A Just and Peaceful Struggle
Nuru Yimam, Annandale, Virginia
The Aweliya brothers and sisters have been practicing nonviolent protest since January of 2012. From their humble beginnings, the brothers have been portrayed as extremist by the government. One of the intended purposes of the government was to divert attention from the actual validity of their arguments by discrediting them as terrorists, Jihadists, to simply isolate them from garnering public support from the general Muslim populace.
Fortunately, the government’s sinister and dubious motives did not work. Instead, it brought the entire Muslim population, despite their minor differences, under one fold. Furthermore, the Christian and Muslim communities were united in support of the common democratic struggle. I watched the Seventeen committee members’ press conference very attentively and none of them ever contradicted their method of struggle except as nonviolence. Their call was for the government to respect and implement the constitution.
As reported by various news outlets, just recently the government has cracked down and used forces ranging from guns, sticks, and tear gas in five areas of the city. These incidents occurred long after the Anwar Mosque mayhem that resulted in a number of deaths. Additionally, this was the second time the present regime violated the sanctity of mosques. Such actions by this undemocratic regime may force some of the youth to act out in vengeance or engage in violent reactions. My biggest fear is that some youth may fall into the government’s trap, which would give the government justification for its heavy-handed crackdown. The committee members’ appeal not to resort into violent retributions should be heeded.
Since September 11, the West has associated violence with Islam despite the fact that extremists are in the marginal minority. Ethiopian Muslims are part of the majority of peace loving Muslims on the globe and have exemplified their peaceful and nonviolent character. It was therefore natural for the elected committee members to advocate for a peaceful protest through civil disobedience.
The youth have to be constantly reminded that there are a number of Muslim conscientious objectors who are pacifists and are actively engaged in defending Islam without resorting to violence. Iftikar Arsalan in his book “Islamic Pacifism- Global Muslims in the Post Obama Era” mentions a Muslim scholar; Sheikh Kunta Hajj of Chechnya, who is quoted as stating in his famous teachings:
“Defeat the evil men by your goodness and love… Defeat the greedy with your generosity…Defeat the treacherous with your sincerity…Defeat the infidel with your fidelity.”

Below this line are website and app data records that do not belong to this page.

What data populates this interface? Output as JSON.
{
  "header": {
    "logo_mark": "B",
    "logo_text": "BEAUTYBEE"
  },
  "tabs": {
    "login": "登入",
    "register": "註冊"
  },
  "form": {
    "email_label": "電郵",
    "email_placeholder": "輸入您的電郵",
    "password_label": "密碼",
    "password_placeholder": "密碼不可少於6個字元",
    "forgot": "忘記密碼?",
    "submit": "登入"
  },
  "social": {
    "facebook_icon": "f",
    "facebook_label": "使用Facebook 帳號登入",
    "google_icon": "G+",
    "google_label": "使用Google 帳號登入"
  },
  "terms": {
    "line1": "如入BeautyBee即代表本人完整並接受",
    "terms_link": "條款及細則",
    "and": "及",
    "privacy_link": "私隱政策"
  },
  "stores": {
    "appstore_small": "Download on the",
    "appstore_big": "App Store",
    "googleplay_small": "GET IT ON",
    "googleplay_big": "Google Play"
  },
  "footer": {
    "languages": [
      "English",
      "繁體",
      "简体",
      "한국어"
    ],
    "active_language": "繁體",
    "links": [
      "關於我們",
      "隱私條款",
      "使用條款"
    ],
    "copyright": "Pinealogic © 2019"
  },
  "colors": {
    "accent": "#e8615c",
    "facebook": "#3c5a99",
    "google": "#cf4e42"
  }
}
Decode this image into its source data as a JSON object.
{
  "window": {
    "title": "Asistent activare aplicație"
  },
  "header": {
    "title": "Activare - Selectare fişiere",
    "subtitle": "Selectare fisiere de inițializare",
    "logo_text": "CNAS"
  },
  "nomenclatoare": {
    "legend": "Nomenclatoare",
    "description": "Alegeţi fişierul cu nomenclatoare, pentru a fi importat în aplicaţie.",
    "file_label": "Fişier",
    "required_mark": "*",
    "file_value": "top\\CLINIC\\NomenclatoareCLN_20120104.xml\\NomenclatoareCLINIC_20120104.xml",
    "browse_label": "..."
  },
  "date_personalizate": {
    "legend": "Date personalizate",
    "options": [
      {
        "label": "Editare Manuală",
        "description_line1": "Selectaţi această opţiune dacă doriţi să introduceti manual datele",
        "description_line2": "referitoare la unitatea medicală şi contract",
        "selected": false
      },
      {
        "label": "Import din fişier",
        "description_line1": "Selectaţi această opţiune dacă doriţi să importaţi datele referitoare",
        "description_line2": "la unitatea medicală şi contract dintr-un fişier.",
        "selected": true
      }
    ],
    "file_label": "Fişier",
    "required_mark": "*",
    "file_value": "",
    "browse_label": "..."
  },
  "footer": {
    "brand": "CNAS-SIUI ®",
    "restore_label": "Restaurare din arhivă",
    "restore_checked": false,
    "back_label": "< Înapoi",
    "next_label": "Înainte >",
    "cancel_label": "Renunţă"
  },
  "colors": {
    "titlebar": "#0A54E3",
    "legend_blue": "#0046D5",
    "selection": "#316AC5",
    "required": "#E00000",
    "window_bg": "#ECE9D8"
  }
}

Our recent memory of the Egyptian revolution should not be forgotten too. The uprising was mainly a campaign on nonviolent civil resistance which featured a series of demonstrations, marches, acts of civil disobedience and labor strikes. Grievances of Egyptian protestors were mainly focused on legal and political issues. In spite of the protestors’ just cause, the Mubarak regime reacted with heavy- handed brutality and many people died. However, the leadership of the revolutionary movement was very focused on its objective, which was to elevate the demands of the people in a public domain without employing violent tactics or violent confrontation with the authorities. This strategy resulted in the humiliation and defeat of their despotic leader and his allies who ruled Egypt for thirty years.
The Ethiopian Muslims’ demand is very simple; let us elect our leaders and keep the government’s hands out of our religious affairs. For those who label this as extremism, I believe they have an ulterior motive to destroy the country and limit the progress that has been made so far. No matter what silly names the likes of Dr. Shieferaw can conjure up inside their brains, the Muslim youth should continue their peaceful struggle.
As long as the Aweliya leadership sticks to its demand and continue the just struggle, hopefully, victory will come to them. Now is not the time to capitalize on emotions but rather reflect and think ahead. Peaceful and nonviolent movements can affect positive sociopolitical changes within Ethiopia.
I appeal to the young generation who are emotionally charged no to fall in the government’s trap by resorting to violence. Dr. Martin Luther King Jr. once said that “peace is not mainly a distant goal that we seek but means by which we arrive at that goal.”
The struggle Continues!